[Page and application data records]
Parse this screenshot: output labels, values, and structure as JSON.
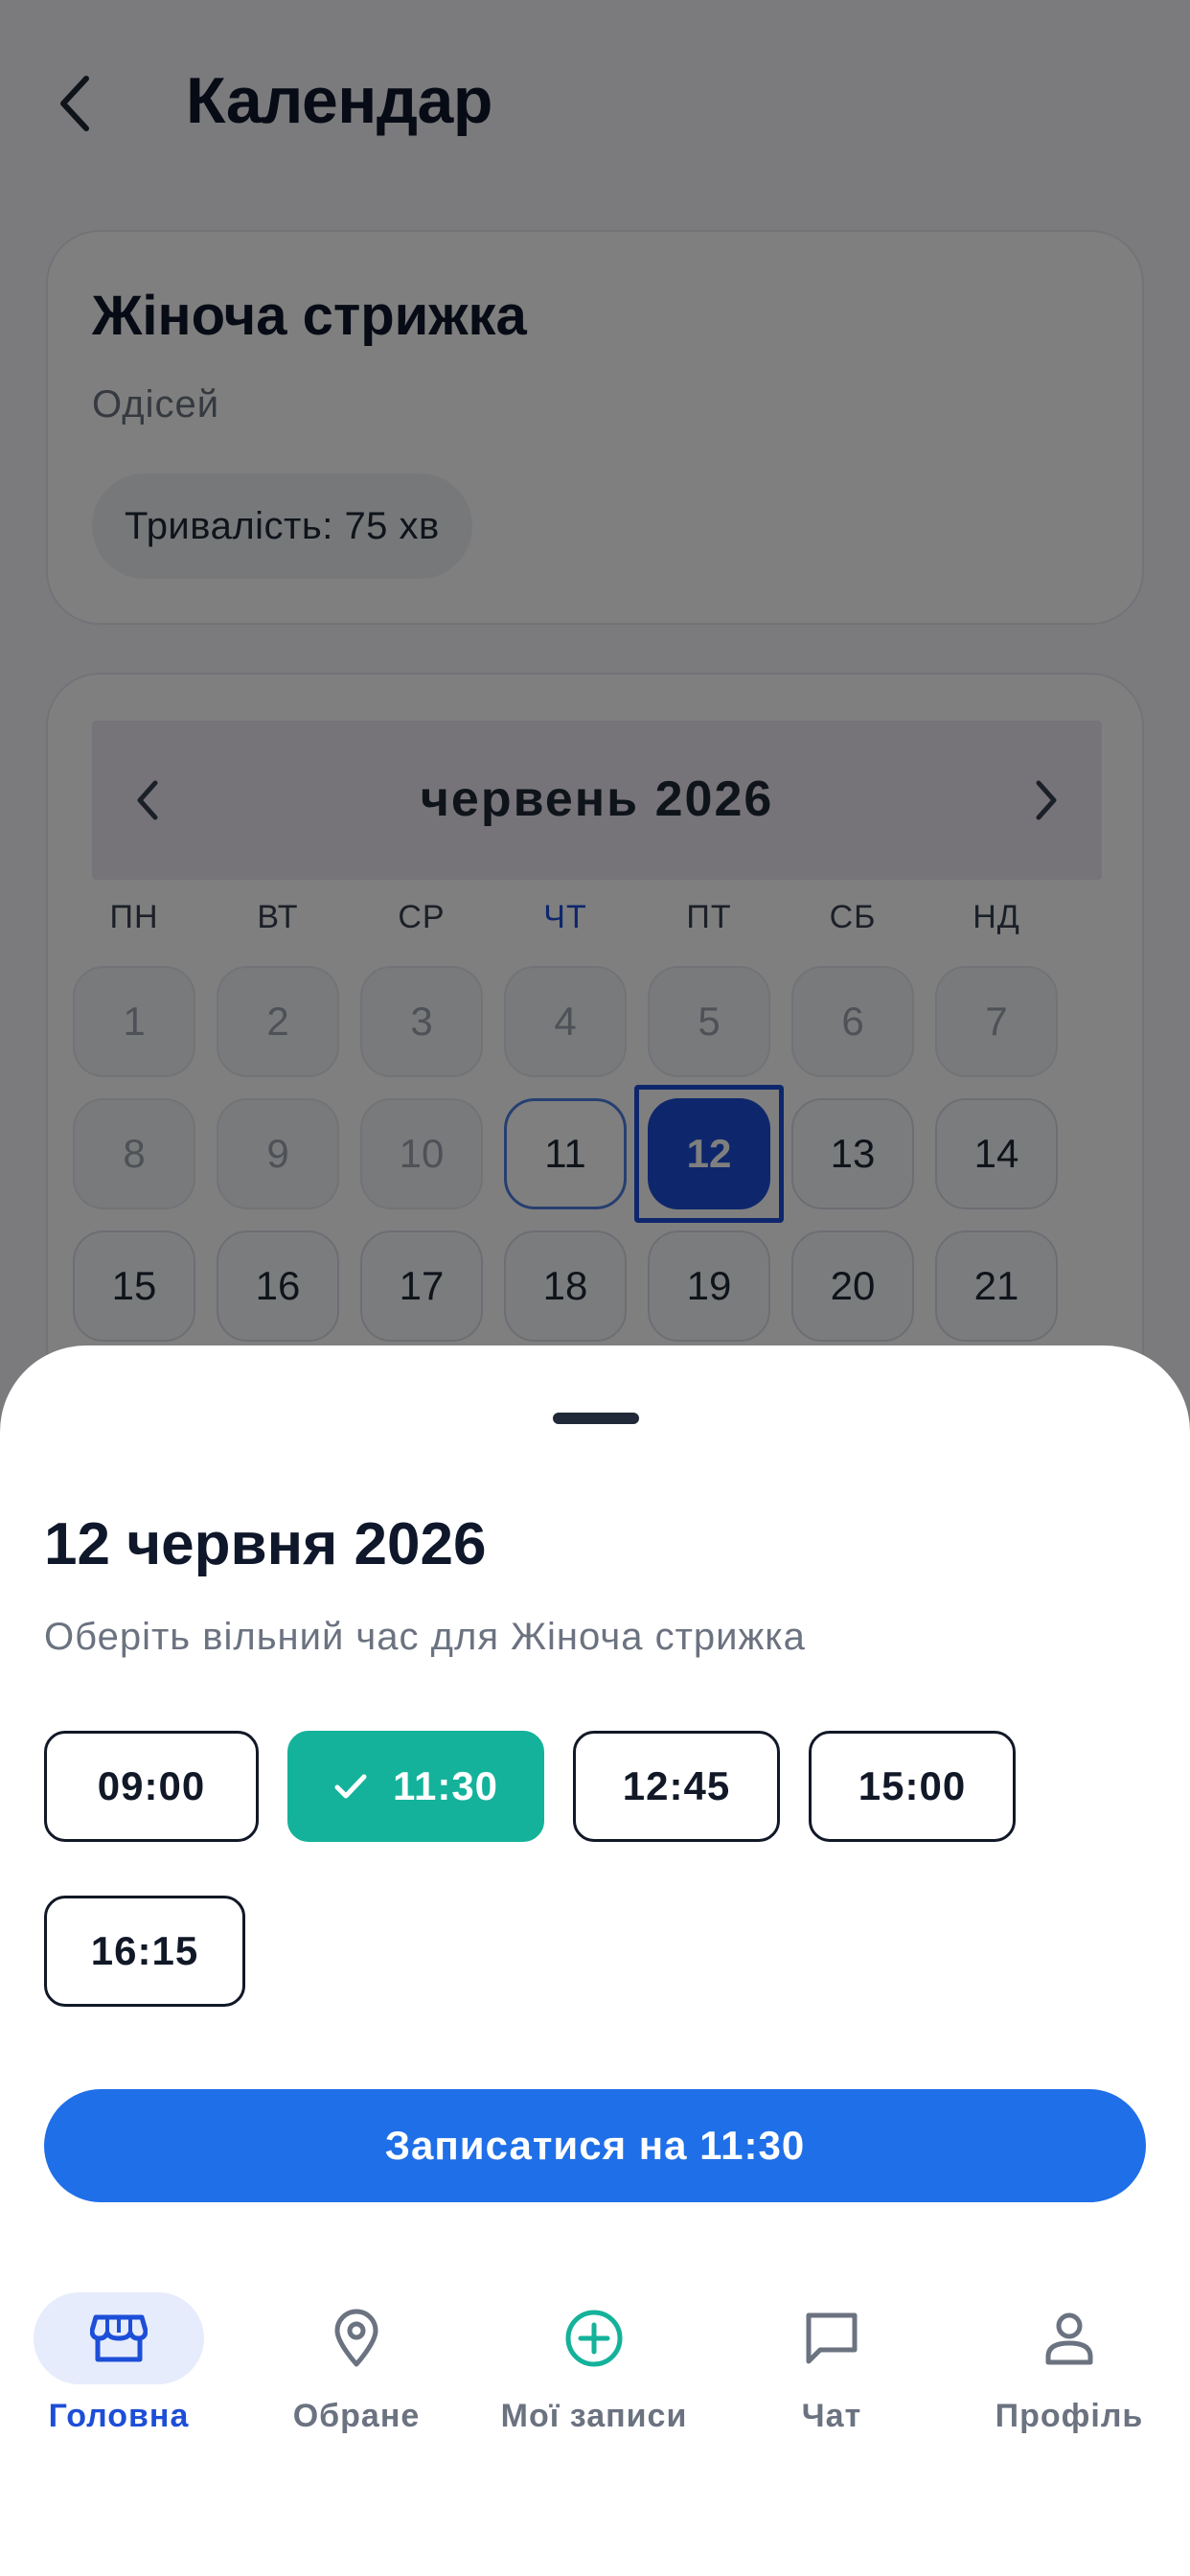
{
  "header": {
    "title": "Календар",
    "back_icon": "chevron-left-icon"
  },
  "service": {
    "name": "Жіноча стрижка",
    "salon": "Одісей",
    "duration": "Тривалість: 75 хв"
  },
  "calendar": {
    "month_title": "червень 2026",
    "weekdays": [
      "ПН",
      "ВТ",
      "СР",
      "ЧТ",
      "ПТ",
      "СБ",
      "НД"
    ],
    "today_weekday_index": 3,
    "days": [
      "1",
      "2",
      "3",
      "4",
      "5",
      "6",
      "7",
      "8",
      "9",
      "10",
      "11",
      "12",
      "13",
      "14",
      "15",
      "16",
      "17",
      "18",
      "19",
      "20",
      "21"
    ],
    "past_days": [
      "1",
      "2",
      "3",
      "4",
      "5",
      "6",
      "7",
      "8",
      "9",
      "10"
    ],
    "today": "11",
    "selected": "12",
    "accent_color": "#1d4ed8"
  },
  "sheet": {
    "title": "12 червня 2026",
    "subtitle": "Оберіть вільний час для Жіноча стрижка",
    "slots": [
      {
        "time": "09:00",
        "selected": false
      },
      {
        "time": "11:30",
        "selected": true
      },
      {
        "time": "12:45",
        "selected": false
      },
      {
        "time": "15:00",
        "selected": false
      },
      {
        "time": "16:15",
        "selected": false
      }
    ],
    "book_label": "Записатися на 11:30",
    "selected_color": "#14b29a",
    "button_color": "#1f6fe8"
  },
  "nav": {
    "items": [
      {
        "label": "Головна",
        "icon": "store-icon",
        "active": true
      },
      {
        "label": "Обране",
        "icon": "location-pin-icon",
        "active": false
      },
      {
        "label": "Мої записи",
        "icon": "plus-circle-icon",
        "active": false
      },
      {
        "label": "Чат",
        "icon": "chat-icon",
        "active": false
      },
      {
        "label": "Профіль",
        "icon": "user-icon",
        "active": false
      }
    ]
  }
}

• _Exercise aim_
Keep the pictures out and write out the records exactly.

• _Exercise result_
Parse this screenshot: output labels, values, and structure as JSON.
{
  "header": {
    "title": "Календар",
    "back_icon": "chevron-left-icon"
  },
  "service": {
    "name": "Жіноча стрижка",
    "salon": "Одісей",
    "duration": "Тривалість: 75 хв"
  },
  "calendar": {
    "month_title": "червень 2026",
    "weekdays": [
      "ПН",
      "ВТ",
      "СР",
      "ЧТ",
      "ПТ",
      "СБ",
      "НД"
    ],
    "today_weekday_index": 3,
    "days": [
      "1",
      "2",
      "3",
      "4",
      "5",
      "6",
      "7",
      "8",
      "9",
      "10",
      "11",
      "12",
      "13",
      "14",
      "15",
      "16",
      "17",
      "18",
      "19",
      "20",
      "21"
    ],
    "past_days": [
      "1",
      "2",
      "3",
      "4",
      "5",
      "6",
      "7",
      "8",
      "9",
      "10"
    ],
    "today": "11",
    "selected": "12",
    "accent_color": "#1d4ed8"
  },
  "sheet": {
    "title": "12 червня 2026",
    "subtitle": "Оберіть вільний час для Жіноча стрижка",
    "slots": [
      {
        "time": "09:00",
        "selected": false
      },
      {
        "time": "11:30",
        "selected": true
      },
      {
        "time": "12:45",
        "selected": false
      },
      {
        "time": "15:00",
        "selected": false
      },
      {
        "time": "16:15",
        "selected": false
      }
    ],
    "book_label": "Записатися на 11:30",
    "selected_color": "#14b29a",
    "button_color": "#1f6fe8"
  },
  "nav": {
    "items": [
      {
        "label": "Головна",
        "icon": "store-icon",
        "active": true
      },
      {
        "label": "Обране",
        "icon": "location-pin-icon",
        "active": false
      },
      {
        "label": "Мої записи",
        "icon": "plus-circle-icon",
        "active": false
      },
      {
        "label": "Чат",
        "icon": "chat-icon",
        "active": false
      },
      {
        "label": "Профіль",
        "icon": "user-icon",
        "active": false
      }
    ]
  }
}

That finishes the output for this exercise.